Going to nursery school was quite a local affair, then when I went to the infants in Upper Road, I was suddenly introduced to all kinds of different people. There were a lot of local kids, but now there were new faces that had different accents. These were from the new estates, and came from exotic places like Wolverhampton and Birmingham, or the ‘Brummies’ as my dad called them. It was at the infants school that I met my ‘best mates’. I still see most of them on a regular basis – Gary Doyle, Simon Clarke, Dave Perry and Trevor Lewis.

From the infants to the John Fletcher, this was the traditional route of education in Madeley. Normally I would have continued in this tradition and gone to the Abraham Darby, however, during this time a new school had been built – Madeley Education and Recreation Centre, or the MERC for short. It was just at the end of my road, and all my mates were going there. The MERC, or Madeley Court as it was later known, had opened in 1972, now three years later it already had a bad reputation. Not only did the school practise new teaching methods, but horror of horrors nobody wore school uniform. The truth of the matter was that many of us were too poor to afford uniforms. The school’s catchment area included Sutton Hill, Hills Lane, Madeley, parts of the Woodside and new Brookside estates. This negative outside view, shared I think by some of the teachers, only served to unify us. We were a very egalitarian bunch, and tended to stick up for one another. Madeley Court did have wonderful amenities, which I think added to the animosity towards it – a swimming pool, athletics facilities, a sports hall, plus fabulous science labs and other equipment.

Again there was a culture shock, by this time people were moving into Madeley from all over the country and further afield. Many of my school friends’ experiences were totally different from mine. Apart from those from the Black Country and Birmingham, they came from the Northeast, Scotland and Ireland. Many of those from Ireland had come, I presume, to escape the troubles in the North, and although they came from both sides of the ‘fence’ I can never remember there being any troubles coming over with them. My personal view of these new people, and I think it was shared by my friends, was one of openness and acceptance. Their experiences, accents and the general differentness fascinated me, and many became good friends.

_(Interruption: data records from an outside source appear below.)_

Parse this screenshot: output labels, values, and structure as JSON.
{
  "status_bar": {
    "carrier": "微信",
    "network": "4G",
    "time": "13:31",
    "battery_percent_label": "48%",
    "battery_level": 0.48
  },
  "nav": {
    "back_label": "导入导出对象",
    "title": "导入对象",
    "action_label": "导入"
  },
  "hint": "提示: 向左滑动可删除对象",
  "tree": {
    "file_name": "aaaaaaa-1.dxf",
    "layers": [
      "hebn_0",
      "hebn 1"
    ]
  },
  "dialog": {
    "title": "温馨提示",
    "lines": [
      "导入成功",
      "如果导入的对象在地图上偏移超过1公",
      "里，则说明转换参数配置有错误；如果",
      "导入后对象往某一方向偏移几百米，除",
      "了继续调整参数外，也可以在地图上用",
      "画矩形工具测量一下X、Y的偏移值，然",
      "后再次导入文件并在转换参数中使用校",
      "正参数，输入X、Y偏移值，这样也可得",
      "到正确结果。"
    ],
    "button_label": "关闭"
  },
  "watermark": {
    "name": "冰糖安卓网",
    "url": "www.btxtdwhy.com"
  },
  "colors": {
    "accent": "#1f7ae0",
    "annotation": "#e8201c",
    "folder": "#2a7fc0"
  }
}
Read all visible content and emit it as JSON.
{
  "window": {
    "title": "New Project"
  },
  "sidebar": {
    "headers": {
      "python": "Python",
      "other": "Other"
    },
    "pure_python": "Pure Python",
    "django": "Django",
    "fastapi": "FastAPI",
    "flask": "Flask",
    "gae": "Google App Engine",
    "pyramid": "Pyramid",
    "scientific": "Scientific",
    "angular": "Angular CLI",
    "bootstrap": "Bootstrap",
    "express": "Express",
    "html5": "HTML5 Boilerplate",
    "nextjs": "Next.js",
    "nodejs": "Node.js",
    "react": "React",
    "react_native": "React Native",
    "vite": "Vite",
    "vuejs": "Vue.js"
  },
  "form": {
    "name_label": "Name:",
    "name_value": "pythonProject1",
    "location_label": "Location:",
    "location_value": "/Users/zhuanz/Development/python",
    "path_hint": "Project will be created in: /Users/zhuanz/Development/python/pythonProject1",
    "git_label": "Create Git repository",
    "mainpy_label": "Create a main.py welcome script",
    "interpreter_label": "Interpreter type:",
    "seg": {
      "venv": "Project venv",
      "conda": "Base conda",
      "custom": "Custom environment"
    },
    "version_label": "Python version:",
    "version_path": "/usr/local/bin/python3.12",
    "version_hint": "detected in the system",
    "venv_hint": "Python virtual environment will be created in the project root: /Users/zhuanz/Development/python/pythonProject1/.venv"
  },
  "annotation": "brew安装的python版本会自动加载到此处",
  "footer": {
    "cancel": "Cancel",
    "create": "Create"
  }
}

I can remember not thinking much about what I would do when I left school. Choices were limited, enough to instil a sense of realism that most of us would end up working in a factory on one of the industrial estates, and that would be our lot, but as I approached school leaving age, it became apparent that even those limited choices were being cut. The best most of us could hope for would be a Youth Opportunity Programme Scheme or ‘YOPS’. Far from being depressing, however I think the attitude most of us took was that we were all in the same boat, and if we weren’t going to get paid very much, at least we would have a laugh. The camaraderie that had developed at school extended beyond its walls, and was used as a defence against the outside world.

School and Beyond: at the Museum

A new tradition had evolved. Instead of going from school to the pit or the Court Works, which were either shut or closing, the main destination for employment was a YOP Scheme, and the majority of these were based at the Ironbridge Gorge Museum Trust. There were a few luckier ones who managed to get a job in a factory or building site, usually by being in the know, but I don’t think there were many of my age who didn’t at some stage do a spell at the Museum. In all fairness, it was quite an enjoyable time. Looking back, however, it does seem ironic that Madeley and the surrounding area’s great industrial heritage should be reinvented through an employment programme to alleviate contemporary mass unemployment, and that which has been recreated represents our history in a rather twee and inaccurate manner.